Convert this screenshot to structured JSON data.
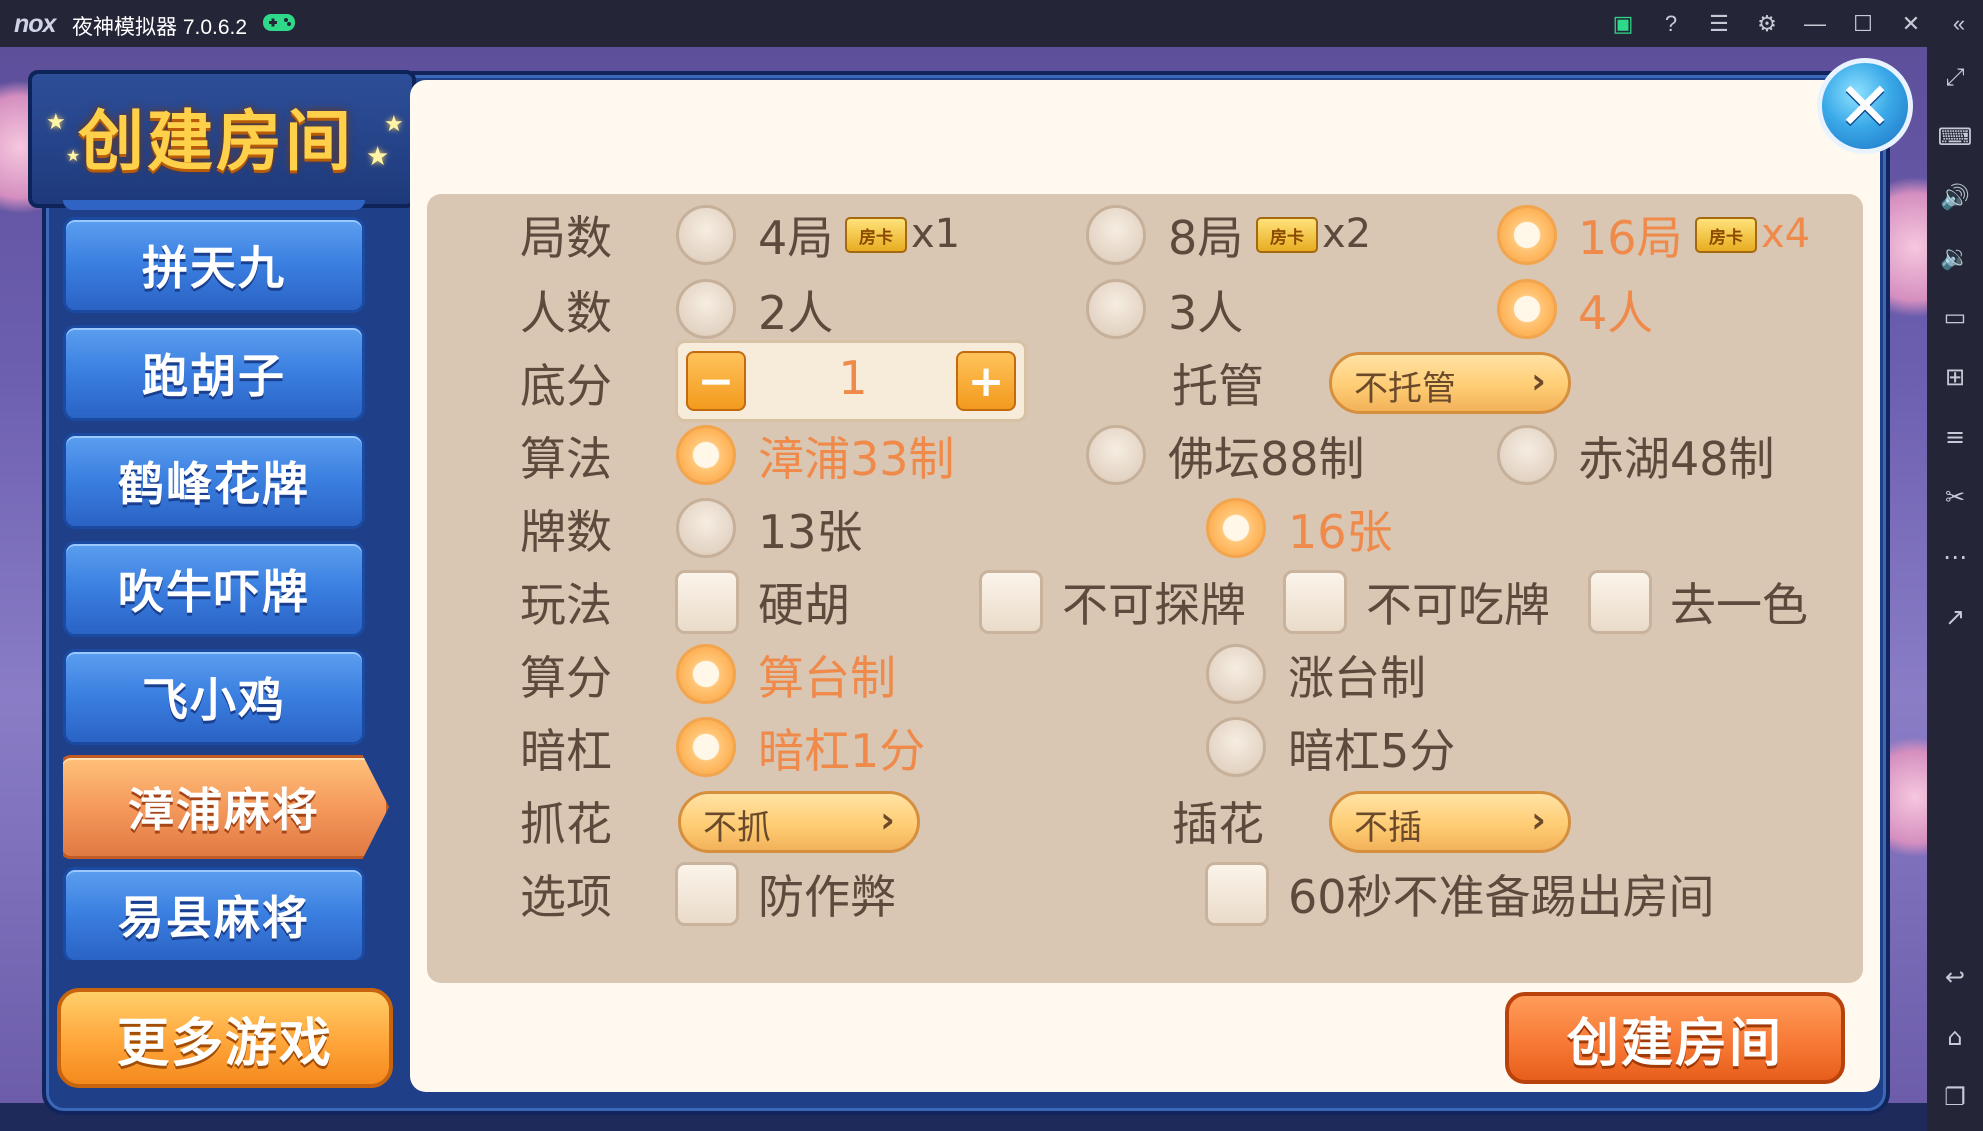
{
  "window": {
    "logo": "nox",
    "title": "夜神模拟器 7.0.6.2",
    "title_icons": [
      "gamepad-icon"
    ],
    "toolbar_icons": [
      "app-center-icon",
      "help-icon",
      "menu-icon",
      "settings-icon",
      "minimize-icon",
      "maximize-icon",
      "close-icon",
      "collapse-icon"
    ]
  },
  "sidebar": {
    "icons": [
      "fullscreen-icon",
      "keyboard-icon",
      "volume-up-icon",
      "volume-down-icon",
      "screen-icon",
      "apk-install-icon",
      "multi-instance-icon",
      "scissors-icon",
      "more-icon",
      "export-icon",
      "back-icon",
      "home-icon",
      "recent-apps-icon"
    ]
  },
  "dialog": {
    "title": "创建房间",
    "close_icon": "close-x-icon",
    "games": [
      {
        "label": "拼天九"
      },
      {
        "label": "跑胡子"
      },
      {
        "label": "鹤峰花牌"
      },
      {
        "label": "吹牛吓牌"
      },
      {
        "label": "飞小鸡"
      },
      {
        "label": "漳浦麻将",
        "active": true
      },
      {
        "label": "易县麻将"
      }
    ],
    "more_games": "更多游戏",
    "create_button": "创建房间",
    "card_label": "房卡",
    "rows": {
      "rounds": {
        "label": "局数",
        "options": [
          {
            "text": "4局",
            "cost": "x1",
            "selected": false
          },
          {
            "text": "8局",
            "cost": "x2",
            "selected": false
          },
          {
            "text": "16局",
            "cost": "x4",
            "selected": true
          }
        ]
      },
      "players": {
        "label": "人数",
        "options": [
          {
            "text": "2人",
            "selected": false
          },
          {
            "text": "3人",
            "selected": false
          },
          {
            "text": "4人",
            "selected": true
          }
        ]
      },
      "base_score": {
        "label": "底分",
        "value": "1",
        "minus": "−",
        "plus": "+"
      },
      "auto_play": {
        "label": "托管",
        "value": "不托管",
        "arrow": "›"
      },
      "rule": {
        "label": "算法",
        "options": [
          {
            "text": "漳浦33制",
            "selected": true
          },
          {
            "text": "佛坛88制",
            "selected": false
          },
          {
            "text": "赤湖48制",
            "selected": false
          }
        ]
      },
      "tiles": {
        "label": "牌数",
        "options": [
          {
            "text": "13张",
            "selected": false
          },
          {
            "text": "16张",
            "selected": true
          }
        ]
      },
      "play": {
        "label": "玩法",
        "options": [
          {
            "text": "硬胡",
            "checked": false
          },
          {
            "text": "不可探牌",
            "checked": false
          },
          {
            "text": "不可吃牌",
            "checked": false
          },
          {
            "text": "去一色",
            "checked": false
          }
        ]
      },
      "scoring": {
        "label": "算分",
        "options": [
          {
            "text": "算台制",
            "selected": true
          },
          {
            "text": "涨台制",
            "selected": false
          }
        ]
      },
      "hidden_kong": {
        "label": "暗杠",
        "options": [
          {
            "text": "暗杠1分",
            "selected": true
          },
          {
            "text": "暗杠5分",
            "selected": false
          }
        ]
      },
      "draw_flower": {
        "label": "抓花",
        "value": "不抓",
        "arrow": "›"
      },
      "insert_flower": {
        "label": "插花",
        "value": "不插",
        "arrow": "›"
      },
      "options": {
        "label": "选项",
        "options": [
          {
            "text": "防作弊",
            "checked": false
          },
          {
            "text": "60秒不准备踢出房间",
            "checked": false
          }
        ]
      }
    }
  },
  "colors": {
    "accent_orange": "#f08a4a",
    "text_brown": "#5e4a3c",
    "panel_bg": "#d9c6b3",
    "frame_blue": "#1f3f88"
  }
}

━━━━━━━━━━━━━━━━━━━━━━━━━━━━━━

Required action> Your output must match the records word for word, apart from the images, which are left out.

Task output>
Convert this screenshot to structured JSON data.
{
  "window": {
    "logo": "nox",
    "title": "夜神模拟器 7.0.6.2",
    "title_icons": [
      "gamepad-icon"
    ],
    "toolbar_icons": [
      "app-center-icon",
      "help-icon",
      "menu-icon",
      "settings-icon",
      "minimize-icon",
      "maximize-icon",
      "close-icon",
      "collapse-icon"
    ]
  },
  "sidebar": {
    "icons": [
      "fullscreen-icon",
      "keyboard-icon",
      "volume-up-icon",
      "volume-down-icon",
      "screen-icon",
      "apk-install-icon",
      "multi-instance-icon",
      "scissors-icon",
      "more-icon",
      "export-icon",
      "back-icon",
      "home-icon",
      "recent-apps-icon"
    ]
  },
  "dialog": {
    "title": "创建房间",
    "close_icon": "close-x-icon",
    "games": [
      {
        "label": "拼天九"
      },
      {
        "label": "跑胡子"
      },
      {
        "label": "鹤峰花牌"
      },
      {
        "label": "吹牛吓牌"
      },
      {
        "label": "飞小鸡"
      },
      {
        "label": "漳浦麻将",
        "active": true
      },
      {
        "label": "易县麻将"
      }
    ],
    "more_games": "更多游戏",
    "create_button": "创建房间",
    "card_label": "房卡",
    "rows": {
      "rounds": {
        "label": "局数",
        "options": [
          {
            "text": "4局",
            "cost": "x1",
            "selected": false
          },
          {
            "text": "8局",
            "cost": "x2",
            "selected": false
          },
          {
            "text": "16局",
            "cost": "x4",
            "selected": true
          }
        ]
      },
      "players": {
        "label": "人数",
        "options": [
          {
            "text": "2人",
            "selected": false
          },
          {
            "text": "3人",
            "selected": false
          },
          {
            "text": "4人",
            "selected": true
          }
        ]
      },
      "base_score": {
        "label": "底分",
        "value": "1",
        "minus": "−",
        "plus": "+"
      },
      "auto_play": {
        "label": "托管",
        "value": "不托管",
        "arrow": "›"
      },
      "rule": {
        "label": "算法",
        "options": [
          {
            "text": "漳浦33制",
            "selected": true
          },
          {
            "text": "佛坛88制",
            "selected": false
          },
          {
            "text": "赤湖48制",
            "selected": false
          }
        ]
      },
      "tiles": {
        "label": "牌数",
        "options": [
          {
            "text": "13张",
            "selected": false
          },
          {
            "text": "16张",
            "selected": true
          }
        ]
      },
      "play": {
        "label": "玩法",
        "options": [
          {
            "text": "硬胡",
            "checked": false
          },
          {
            "text": "不可探牌",
            "checked": false
          },
          {
            "text": "不可吃牌",
            "checked": false
          },
          {
            "text": "去一色",
            "checked": false
          }
        ]
      },
      "scoring": {
        "label": "算分",
        "options": [
          {
            "text": "算台制",
            "selected": true
          },
          {
            "text": "涨台制",
            "selected": false
          }
        ]
      },
      "hidden_kong": {
        "label": "暗杠",
        "options": [
          {
            "text": "暗杠1分",
            "selected": true
          },
          {
            "text": "暗杠5分",
            "selected": false
          }
        ]
      },
      "draw_flower": {
        "label": "抓花",
        "value": "不抓",
        "arrow": "›"
      },
      "insert_flower": {
        "label": "插花",
        "value": "不插",
        "arrow": "›"
      },
      "options": {
        "label": "选项",
        "options": [
          {
            "text": "防作弊",
            "checked": false
          },
          {
            "text": "60秒不准备踢出房间",
            "checked": false
          }
        ]
      }
    }
  },
  "colors": {
    "accent_orange": "#f08a4a",
    "text_brown": "#5e4a3c",
    "panel_bg": "#d9c6b3",
    "frame_blue": "#1f3f88"
  }
}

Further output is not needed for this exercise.